**Information shown:**
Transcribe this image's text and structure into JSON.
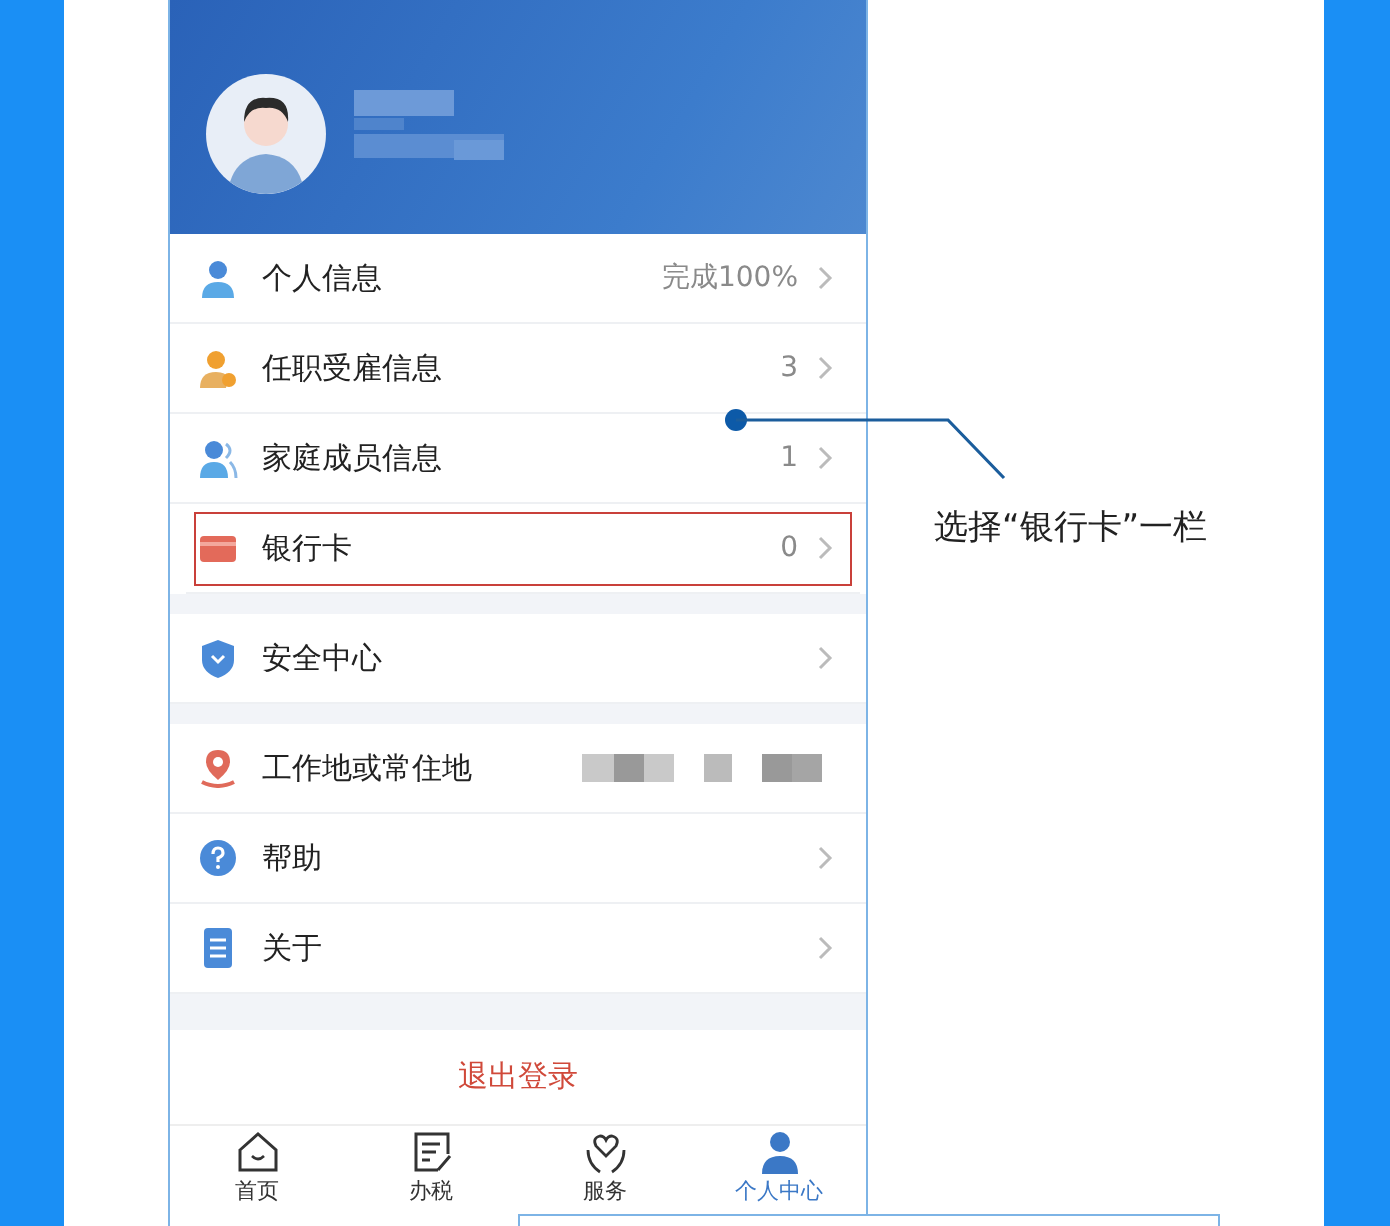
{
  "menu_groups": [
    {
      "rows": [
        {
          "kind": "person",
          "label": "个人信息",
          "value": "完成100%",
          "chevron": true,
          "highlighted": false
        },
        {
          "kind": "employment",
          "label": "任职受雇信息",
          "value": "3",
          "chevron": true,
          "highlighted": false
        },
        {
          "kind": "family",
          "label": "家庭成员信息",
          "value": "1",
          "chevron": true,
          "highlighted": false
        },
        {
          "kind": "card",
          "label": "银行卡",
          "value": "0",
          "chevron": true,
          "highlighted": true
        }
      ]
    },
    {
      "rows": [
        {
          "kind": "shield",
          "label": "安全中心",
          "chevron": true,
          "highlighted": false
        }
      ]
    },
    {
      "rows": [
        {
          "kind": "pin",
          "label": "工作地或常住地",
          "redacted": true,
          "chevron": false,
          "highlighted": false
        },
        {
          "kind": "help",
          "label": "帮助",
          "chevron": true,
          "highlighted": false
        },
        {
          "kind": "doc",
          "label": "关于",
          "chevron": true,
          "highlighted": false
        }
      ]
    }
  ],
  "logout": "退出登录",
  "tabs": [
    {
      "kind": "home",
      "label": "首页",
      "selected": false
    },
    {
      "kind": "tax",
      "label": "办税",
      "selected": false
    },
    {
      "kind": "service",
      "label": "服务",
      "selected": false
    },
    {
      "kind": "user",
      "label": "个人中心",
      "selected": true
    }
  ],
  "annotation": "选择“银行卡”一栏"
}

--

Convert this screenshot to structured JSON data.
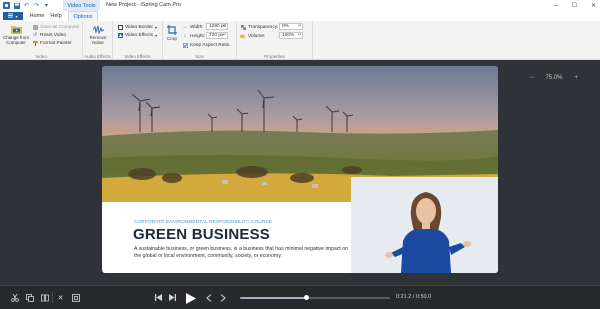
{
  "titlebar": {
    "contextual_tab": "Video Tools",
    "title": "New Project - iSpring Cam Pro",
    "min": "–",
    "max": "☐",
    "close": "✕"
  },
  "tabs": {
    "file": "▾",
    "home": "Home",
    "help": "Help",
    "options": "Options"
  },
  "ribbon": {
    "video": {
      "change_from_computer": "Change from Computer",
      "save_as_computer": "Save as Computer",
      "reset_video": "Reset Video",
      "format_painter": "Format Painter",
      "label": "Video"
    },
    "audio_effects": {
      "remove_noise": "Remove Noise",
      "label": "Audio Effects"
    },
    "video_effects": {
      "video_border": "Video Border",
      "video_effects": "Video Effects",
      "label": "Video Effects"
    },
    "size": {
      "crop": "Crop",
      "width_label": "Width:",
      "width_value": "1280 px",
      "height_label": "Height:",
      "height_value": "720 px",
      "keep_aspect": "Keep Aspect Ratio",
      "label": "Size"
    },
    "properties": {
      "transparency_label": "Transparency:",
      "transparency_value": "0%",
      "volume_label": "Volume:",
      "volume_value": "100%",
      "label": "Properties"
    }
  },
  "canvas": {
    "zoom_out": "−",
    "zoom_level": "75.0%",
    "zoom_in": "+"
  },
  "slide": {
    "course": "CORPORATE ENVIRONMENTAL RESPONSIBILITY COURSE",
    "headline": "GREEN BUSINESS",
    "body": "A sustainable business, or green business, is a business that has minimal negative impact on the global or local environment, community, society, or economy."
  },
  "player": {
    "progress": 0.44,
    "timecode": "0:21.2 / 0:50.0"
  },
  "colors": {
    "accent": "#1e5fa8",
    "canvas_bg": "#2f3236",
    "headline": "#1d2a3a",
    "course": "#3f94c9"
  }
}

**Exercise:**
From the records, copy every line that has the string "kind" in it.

**Your response:**
          "kind": "person",
          "kind": "employment",
          "kind": "family",
          "kind": "card",
          "kind": "shield",
          "kind": "pin",
          "kind": "help",
          "kind": "doc",
      "kind": "home",
      "kind": "tax",
      "kind": "service",
      "kind": "user",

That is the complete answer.